Melinda soon fell ill too, but no one could figure out what was causing the family’s symptoms.
The answer would come thanks to a chance meeting. In 1999, Melinda was on a flight and happened to be sitting next to Bill Holder, owner of Assured Indoor Air Quality. They began to chat, and Bill asked Melinda a question that would change her life forever: “Do you have a water leak in your house?”
The answer was yes. A month earlier, there was a leak which had caused damage to the hardwood floors. The leak was repaired and the couple thought nothing of it. The couple wanted to repair the water damage right away and asked their insurance company in writing for permission to do so. The insurance company responded saying that if repairs were made during the investigation, they would forfeit their coverage. So they had been forced to do nothing.

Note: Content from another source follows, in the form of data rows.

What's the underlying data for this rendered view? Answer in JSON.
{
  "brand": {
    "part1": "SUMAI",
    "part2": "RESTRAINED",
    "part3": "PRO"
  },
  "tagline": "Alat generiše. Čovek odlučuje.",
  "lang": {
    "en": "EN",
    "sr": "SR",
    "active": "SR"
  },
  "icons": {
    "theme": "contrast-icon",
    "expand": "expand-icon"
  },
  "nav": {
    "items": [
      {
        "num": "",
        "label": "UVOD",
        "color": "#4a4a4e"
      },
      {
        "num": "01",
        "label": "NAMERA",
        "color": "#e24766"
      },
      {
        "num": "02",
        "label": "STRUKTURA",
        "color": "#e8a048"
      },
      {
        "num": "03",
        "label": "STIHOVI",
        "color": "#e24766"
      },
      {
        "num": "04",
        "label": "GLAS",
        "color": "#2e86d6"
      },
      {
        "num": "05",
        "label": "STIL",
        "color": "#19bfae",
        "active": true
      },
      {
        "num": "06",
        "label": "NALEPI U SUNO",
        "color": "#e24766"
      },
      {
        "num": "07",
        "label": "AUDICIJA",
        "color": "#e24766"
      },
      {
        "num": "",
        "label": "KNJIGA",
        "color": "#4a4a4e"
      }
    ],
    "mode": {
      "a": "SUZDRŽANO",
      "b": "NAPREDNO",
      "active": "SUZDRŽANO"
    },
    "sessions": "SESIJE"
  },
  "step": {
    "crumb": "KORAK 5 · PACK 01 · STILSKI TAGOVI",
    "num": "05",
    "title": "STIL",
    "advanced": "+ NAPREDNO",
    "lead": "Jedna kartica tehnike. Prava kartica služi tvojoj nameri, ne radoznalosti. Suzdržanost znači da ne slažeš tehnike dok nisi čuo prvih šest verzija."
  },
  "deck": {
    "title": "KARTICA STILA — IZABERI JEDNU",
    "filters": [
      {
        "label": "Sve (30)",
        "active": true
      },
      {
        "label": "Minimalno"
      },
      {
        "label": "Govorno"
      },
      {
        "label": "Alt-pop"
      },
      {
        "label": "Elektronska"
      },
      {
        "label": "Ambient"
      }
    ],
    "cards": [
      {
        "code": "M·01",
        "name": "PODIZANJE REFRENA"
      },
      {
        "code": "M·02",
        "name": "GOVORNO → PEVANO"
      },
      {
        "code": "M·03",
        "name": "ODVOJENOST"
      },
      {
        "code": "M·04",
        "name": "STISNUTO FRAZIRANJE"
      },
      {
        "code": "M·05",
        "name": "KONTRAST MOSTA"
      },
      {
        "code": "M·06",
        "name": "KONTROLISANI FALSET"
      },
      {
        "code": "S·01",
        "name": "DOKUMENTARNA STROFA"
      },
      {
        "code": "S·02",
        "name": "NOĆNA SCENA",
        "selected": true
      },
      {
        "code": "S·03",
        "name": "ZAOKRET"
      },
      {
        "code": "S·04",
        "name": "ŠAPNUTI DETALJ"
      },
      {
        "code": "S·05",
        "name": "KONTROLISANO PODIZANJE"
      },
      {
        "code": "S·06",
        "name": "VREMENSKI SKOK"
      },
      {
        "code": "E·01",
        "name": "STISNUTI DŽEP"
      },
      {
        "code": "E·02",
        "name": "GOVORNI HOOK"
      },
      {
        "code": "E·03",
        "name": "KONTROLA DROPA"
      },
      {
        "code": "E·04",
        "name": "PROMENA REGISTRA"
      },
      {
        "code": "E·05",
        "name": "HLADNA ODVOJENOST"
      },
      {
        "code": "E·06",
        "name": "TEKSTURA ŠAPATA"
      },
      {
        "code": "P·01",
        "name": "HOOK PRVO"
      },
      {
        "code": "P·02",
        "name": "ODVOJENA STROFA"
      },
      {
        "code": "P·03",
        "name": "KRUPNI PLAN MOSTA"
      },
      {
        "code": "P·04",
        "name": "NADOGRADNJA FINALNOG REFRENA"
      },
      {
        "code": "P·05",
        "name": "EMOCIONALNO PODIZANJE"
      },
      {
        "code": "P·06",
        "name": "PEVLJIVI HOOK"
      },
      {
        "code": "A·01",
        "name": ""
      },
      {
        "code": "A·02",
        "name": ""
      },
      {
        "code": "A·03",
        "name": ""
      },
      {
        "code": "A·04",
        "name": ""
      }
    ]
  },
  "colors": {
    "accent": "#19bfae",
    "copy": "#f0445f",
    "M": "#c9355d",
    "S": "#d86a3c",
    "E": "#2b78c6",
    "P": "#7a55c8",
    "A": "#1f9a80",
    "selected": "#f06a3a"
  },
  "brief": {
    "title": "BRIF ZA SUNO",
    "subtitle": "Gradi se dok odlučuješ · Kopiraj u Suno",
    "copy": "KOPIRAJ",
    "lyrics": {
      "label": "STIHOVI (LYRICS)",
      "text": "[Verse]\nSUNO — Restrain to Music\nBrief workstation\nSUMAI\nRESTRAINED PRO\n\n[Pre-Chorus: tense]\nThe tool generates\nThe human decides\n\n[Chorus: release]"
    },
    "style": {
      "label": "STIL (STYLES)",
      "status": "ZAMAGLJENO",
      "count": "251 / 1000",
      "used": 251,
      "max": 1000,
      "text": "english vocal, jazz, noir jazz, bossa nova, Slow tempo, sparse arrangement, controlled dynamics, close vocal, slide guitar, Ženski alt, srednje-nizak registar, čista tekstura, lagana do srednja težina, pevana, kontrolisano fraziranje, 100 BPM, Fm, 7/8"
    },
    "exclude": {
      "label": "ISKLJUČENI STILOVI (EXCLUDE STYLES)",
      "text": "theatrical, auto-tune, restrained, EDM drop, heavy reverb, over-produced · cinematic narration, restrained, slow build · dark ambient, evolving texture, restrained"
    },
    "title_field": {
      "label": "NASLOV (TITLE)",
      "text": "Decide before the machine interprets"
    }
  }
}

Most types of household mould are harmless and will generally only affect someone with allergies to mould. But some mould is far more dangerous.
When the test results came back, the mystery was over. Melinda and Ron’s home was contaminated with a toxic and potentially deadly strain of mould called stachybotrys.
Stachybotrys spores can be found on most building materials and don’t generally pose a problem. But if those materials get wet, such as from a leak, and if they are in a dark, moist environment, the spores multiply rapidly and produce a poison called mycotoxins.
Tests of the home’s air were next, and revealed the presence of mycotoxins virtually everywhere. The family was forced to leave the home and take nothing with them. The mould had spread so far through the home that the estimate cost of removal was $1 million dollars, but the insurance company wouldn’t pay. The dispute dragged on for two years, and by then, experts concluded that the home, and everything in it, was beyond repair.
Melinda and Ron sued the insurance company for the value of their home and property: $6 million dollars. The legal argument that the couple’s lawyers put forth was that the insurance company knew, or should have known, about the potentially harmful effects of delaying repairs to water damage inside a home or building.
But the jury did not award the couple the $6 million they had asked for.
When presented with evidence as to the harmful effects of stachybotrys on human cognitive functioning and considering the potentially irreversible damage done to Ron and Reese (Melinda did not suffer any long-lasting effects), the jury awarded the couple $32 million dollars. An appeal reduced the amount to $4 million, but the couple appealed that decision which lead to a confidential settlement out of court.
Tips for Avoiding Mould MishapsWhile this surprising story occurred 3000 km away, it has some important lessons for us Canadians.
Mould can typically appear in homes beneath the floor or behind the walls or ceiling after a leak or other form of water damage. As it’s normally hidden from view, it’s important to inspect for the presence of mould anywhere after water damage has occurred or anywhere in a home that is damp. In addition to excessive moisture or leaks, other clues to the presence of mould may be stains or discolouration on floors, walls, ceiling tiles, fabrics, carpets or a musty odour.
If any of these signs appear, make sure to have the problem inspected immediately. If there is water damage in your home, repairs should begin within 48 hours, and if you find yourself blocked by your insurance company, contact a lawyer immediately.